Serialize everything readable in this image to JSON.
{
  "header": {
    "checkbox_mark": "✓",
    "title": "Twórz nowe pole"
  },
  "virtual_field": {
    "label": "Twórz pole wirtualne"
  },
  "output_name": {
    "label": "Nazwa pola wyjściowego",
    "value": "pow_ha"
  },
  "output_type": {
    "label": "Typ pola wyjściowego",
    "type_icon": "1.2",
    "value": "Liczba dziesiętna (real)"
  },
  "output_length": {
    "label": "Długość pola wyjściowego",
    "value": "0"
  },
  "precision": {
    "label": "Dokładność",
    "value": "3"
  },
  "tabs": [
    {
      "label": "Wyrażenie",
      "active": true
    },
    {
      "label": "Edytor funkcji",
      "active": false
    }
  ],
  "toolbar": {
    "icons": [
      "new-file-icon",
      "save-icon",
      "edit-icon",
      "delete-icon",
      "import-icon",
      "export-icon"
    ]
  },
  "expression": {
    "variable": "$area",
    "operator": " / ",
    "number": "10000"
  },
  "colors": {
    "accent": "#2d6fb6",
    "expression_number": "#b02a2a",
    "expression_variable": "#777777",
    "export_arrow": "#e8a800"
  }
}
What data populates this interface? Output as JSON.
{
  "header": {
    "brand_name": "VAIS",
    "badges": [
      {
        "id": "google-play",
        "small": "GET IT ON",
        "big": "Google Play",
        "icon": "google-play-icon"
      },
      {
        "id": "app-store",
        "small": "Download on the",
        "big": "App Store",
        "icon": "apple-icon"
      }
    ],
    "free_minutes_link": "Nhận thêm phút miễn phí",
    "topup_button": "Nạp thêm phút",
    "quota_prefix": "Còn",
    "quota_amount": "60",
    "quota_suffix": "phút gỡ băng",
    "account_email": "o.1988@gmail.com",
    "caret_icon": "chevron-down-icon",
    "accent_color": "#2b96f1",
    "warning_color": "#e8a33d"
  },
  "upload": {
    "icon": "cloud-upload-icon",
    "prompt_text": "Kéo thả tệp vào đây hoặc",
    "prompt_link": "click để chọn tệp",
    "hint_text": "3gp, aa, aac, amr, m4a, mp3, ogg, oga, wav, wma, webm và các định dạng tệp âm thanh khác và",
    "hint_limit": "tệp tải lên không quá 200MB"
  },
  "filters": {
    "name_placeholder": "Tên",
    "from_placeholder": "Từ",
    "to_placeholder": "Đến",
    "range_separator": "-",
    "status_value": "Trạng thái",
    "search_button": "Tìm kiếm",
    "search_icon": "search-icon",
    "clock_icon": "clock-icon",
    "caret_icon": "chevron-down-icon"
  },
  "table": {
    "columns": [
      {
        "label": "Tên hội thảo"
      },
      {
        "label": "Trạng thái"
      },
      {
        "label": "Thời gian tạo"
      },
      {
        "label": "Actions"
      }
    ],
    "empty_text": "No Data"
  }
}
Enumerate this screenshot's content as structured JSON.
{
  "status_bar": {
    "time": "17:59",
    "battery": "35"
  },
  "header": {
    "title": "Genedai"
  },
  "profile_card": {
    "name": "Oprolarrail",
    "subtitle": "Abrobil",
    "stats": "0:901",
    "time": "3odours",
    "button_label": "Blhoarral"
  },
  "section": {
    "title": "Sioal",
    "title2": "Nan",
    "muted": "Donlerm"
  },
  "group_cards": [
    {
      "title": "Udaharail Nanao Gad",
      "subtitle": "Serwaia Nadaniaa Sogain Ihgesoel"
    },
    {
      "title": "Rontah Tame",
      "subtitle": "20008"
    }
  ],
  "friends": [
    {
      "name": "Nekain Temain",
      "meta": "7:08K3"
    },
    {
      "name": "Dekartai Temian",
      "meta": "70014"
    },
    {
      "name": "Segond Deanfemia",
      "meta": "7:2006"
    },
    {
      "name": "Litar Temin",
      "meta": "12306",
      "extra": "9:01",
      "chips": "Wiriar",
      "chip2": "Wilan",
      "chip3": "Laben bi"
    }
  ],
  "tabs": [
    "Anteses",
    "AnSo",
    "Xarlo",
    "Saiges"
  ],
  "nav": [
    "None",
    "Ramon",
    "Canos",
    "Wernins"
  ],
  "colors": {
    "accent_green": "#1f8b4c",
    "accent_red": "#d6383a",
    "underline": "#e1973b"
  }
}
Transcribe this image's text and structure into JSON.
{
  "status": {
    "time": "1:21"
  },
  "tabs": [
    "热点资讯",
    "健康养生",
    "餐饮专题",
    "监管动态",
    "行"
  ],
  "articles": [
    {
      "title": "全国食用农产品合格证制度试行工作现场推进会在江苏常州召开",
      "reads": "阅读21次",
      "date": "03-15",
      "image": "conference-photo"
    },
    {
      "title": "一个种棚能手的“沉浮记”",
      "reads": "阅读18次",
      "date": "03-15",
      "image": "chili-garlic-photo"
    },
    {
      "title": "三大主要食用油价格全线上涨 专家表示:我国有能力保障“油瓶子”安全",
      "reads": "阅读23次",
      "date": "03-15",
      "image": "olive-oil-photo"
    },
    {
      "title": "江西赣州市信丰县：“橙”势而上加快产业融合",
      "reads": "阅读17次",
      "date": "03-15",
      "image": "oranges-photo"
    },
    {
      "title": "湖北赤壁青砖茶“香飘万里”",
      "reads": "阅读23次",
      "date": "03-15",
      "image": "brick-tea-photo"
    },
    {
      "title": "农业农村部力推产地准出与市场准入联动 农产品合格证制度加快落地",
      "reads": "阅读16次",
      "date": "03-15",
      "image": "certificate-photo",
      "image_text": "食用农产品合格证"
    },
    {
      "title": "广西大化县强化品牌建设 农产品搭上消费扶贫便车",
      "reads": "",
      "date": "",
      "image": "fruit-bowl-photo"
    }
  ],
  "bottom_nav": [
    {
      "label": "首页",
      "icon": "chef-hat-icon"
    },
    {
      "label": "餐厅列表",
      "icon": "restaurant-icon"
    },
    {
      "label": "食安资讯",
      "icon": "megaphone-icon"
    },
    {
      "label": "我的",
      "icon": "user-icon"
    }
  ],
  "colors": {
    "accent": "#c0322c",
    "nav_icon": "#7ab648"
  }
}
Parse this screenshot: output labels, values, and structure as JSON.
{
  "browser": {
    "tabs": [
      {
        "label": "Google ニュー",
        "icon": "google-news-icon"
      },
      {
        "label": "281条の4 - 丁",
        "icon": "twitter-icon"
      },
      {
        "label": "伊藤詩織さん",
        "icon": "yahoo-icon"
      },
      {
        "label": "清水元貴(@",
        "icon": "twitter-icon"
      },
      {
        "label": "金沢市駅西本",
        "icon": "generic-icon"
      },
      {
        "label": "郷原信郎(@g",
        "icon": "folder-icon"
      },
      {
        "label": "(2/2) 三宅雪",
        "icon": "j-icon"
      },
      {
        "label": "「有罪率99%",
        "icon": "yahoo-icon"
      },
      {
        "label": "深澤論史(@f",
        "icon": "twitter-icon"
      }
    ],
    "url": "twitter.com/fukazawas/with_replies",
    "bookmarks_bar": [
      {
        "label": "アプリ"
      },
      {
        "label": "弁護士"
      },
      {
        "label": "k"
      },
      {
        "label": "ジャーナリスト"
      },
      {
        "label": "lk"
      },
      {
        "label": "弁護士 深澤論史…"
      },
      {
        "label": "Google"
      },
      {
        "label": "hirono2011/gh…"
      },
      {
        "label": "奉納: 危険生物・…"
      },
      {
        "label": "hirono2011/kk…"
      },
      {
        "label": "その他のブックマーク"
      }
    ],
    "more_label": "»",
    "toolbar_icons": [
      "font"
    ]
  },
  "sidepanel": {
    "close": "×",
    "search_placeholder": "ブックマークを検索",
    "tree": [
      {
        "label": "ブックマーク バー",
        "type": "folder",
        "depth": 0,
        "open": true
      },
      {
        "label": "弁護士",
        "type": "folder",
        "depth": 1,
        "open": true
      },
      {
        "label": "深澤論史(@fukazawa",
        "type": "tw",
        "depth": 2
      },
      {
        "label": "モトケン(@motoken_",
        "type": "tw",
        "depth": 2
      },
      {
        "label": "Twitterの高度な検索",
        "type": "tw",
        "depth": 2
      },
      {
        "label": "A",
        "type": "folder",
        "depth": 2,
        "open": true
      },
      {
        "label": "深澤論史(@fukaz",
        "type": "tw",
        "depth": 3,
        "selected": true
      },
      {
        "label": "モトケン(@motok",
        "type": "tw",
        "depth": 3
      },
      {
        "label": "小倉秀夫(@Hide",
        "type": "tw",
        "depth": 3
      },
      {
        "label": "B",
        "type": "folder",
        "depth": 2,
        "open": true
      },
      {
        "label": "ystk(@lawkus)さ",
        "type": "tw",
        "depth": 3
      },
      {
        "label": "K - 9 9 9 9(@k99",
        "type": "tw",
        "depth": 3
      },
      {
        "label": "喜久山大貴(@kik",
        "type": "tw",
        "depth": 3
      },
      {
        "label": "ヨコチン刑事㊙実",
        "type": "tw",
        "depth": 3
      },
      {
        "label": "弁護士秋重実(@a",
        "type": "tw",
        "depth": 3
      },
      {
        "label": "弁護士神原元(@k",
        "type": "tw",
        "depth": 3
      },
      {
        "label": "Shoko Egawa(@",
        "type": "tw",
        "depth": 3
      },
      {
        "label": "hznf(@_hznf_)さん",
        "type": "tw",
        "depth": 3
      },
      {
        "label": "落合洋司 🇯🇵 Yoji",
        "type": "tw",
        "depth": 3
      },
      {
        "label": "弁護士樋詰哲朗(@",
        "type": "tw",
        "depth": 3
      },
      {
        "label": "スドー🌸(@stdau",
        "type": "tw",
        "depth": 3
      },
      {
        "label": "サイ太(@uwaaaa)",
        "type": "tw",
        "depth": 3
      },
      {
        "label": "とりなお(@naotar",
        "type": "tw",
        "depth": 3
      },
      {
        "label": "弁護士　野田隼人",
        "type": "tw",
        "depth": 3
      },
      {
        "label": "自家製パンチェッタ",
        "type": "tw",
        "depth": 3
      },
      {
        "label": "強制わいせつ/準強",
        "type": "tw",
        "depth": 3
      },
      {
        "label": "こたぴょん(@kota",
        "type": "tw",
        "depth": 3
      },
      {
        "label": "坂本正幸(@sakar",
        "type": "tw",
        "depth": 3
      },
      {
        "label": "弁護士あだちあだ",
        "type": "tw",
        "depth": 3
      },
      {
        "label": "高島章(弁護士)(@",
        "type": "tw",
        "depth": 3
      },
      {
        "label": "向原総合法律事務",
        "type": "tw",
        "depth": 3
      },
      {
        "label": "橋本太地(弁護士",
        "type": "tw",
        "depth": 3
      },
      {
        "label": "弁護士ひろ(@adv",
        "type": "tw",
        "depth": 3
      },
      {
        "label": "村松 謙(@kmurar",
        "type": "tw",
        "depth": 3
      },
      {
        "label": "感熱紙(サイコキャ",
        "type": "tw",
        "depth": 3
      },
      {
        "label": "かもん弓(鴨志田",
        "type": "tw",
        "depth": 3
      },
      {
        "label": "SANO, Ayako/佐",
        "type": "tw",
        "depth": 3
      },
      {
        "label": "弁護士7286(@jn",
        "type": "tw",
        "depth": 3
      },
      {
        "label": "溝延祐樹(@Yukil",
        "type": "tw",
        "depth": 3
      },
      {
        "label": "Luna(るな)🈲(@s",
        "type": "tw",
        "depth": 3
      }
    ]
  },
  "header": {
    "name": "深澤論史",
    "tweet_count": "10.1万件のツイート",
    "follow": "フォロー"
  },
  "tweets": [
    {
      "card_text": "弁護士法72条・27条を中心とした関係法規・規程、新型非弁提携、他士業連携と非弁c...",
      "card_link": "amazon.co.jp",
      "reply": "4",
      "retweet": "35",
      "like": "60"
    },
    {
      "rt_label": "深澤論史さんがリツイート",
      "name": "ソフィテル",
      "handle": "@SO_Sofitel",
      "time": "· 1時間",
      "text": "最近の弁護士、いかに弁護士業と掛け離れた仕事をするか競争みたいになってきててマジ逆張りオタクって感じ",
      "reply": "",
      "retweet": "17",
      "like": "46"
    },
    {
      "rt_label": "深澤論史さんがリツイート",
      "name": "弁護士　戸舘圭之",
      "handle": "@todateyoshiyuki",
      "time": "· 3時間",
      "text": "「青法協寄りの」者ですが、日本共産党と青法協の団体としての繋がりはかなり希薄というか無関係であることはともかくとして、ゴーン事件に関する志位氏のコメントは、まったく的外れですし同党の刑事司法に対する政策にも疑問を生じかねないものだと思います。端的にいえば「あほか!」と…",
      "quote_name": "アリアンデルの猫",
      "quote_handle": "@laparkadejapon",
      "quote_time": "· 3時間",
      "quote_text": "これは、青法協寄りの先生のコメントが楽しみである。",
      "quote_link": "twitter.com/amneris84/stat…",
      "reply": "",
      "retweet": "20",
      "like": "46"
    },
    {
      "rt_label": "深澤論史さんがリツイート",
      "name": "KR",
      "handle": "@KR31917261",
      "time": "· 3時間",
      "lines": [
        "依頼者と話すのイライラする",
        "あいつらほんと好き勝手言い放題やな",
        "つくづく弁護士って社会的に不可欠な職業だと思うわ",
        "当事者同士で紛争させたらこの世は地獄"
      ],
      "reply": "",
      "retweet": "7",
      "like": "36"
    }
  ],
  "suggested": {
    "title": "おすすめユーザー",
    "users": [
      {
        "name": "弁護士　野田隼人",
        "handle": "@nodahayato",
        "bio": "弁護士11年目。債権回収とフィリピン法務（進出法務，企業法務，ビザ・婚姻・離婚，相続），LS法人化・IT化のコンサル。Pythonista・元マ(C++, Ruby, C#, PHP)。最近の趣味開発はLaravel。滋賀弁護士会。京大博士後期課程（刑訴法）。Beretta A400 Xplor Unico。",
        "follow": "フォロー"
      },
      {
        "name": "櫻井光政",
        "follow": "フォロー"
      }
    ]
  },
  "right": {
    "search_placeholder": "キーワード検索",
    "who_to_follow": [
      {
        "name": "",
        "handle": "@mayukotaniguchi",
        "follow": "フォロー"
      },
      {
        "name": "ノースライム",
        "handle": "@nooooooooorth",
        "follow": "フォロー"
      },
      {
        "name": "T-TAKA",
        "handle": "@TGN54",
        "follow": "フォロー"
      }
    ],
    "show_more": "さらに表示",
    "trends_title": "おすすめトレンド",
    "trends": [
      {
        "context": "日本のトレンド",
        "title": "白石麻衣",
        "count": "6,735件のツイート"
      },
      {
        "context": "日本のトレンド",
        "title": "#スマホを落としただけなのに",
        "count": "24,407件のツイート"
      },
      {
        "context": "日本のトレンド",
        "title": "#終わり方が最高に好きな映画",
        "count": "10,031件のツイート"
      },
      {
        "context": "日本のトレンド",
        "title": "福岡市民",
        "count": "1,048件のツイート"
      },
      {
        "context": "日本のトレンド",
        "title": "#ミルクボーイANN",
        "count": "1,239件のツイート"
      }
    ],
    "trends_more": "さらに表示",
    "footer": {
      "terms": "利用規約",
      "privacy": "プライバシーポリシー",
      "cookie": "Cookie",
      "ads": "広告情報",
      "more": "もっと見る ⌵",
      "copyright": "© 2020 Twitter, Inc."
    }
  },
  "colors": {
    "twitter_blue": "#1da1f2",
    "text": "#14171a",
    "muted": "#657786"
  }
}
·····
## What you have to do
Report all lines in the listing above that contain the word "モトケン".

## Finished task
        "label": "モトケン(@motoken_",
        "label": "モトケン(@motok",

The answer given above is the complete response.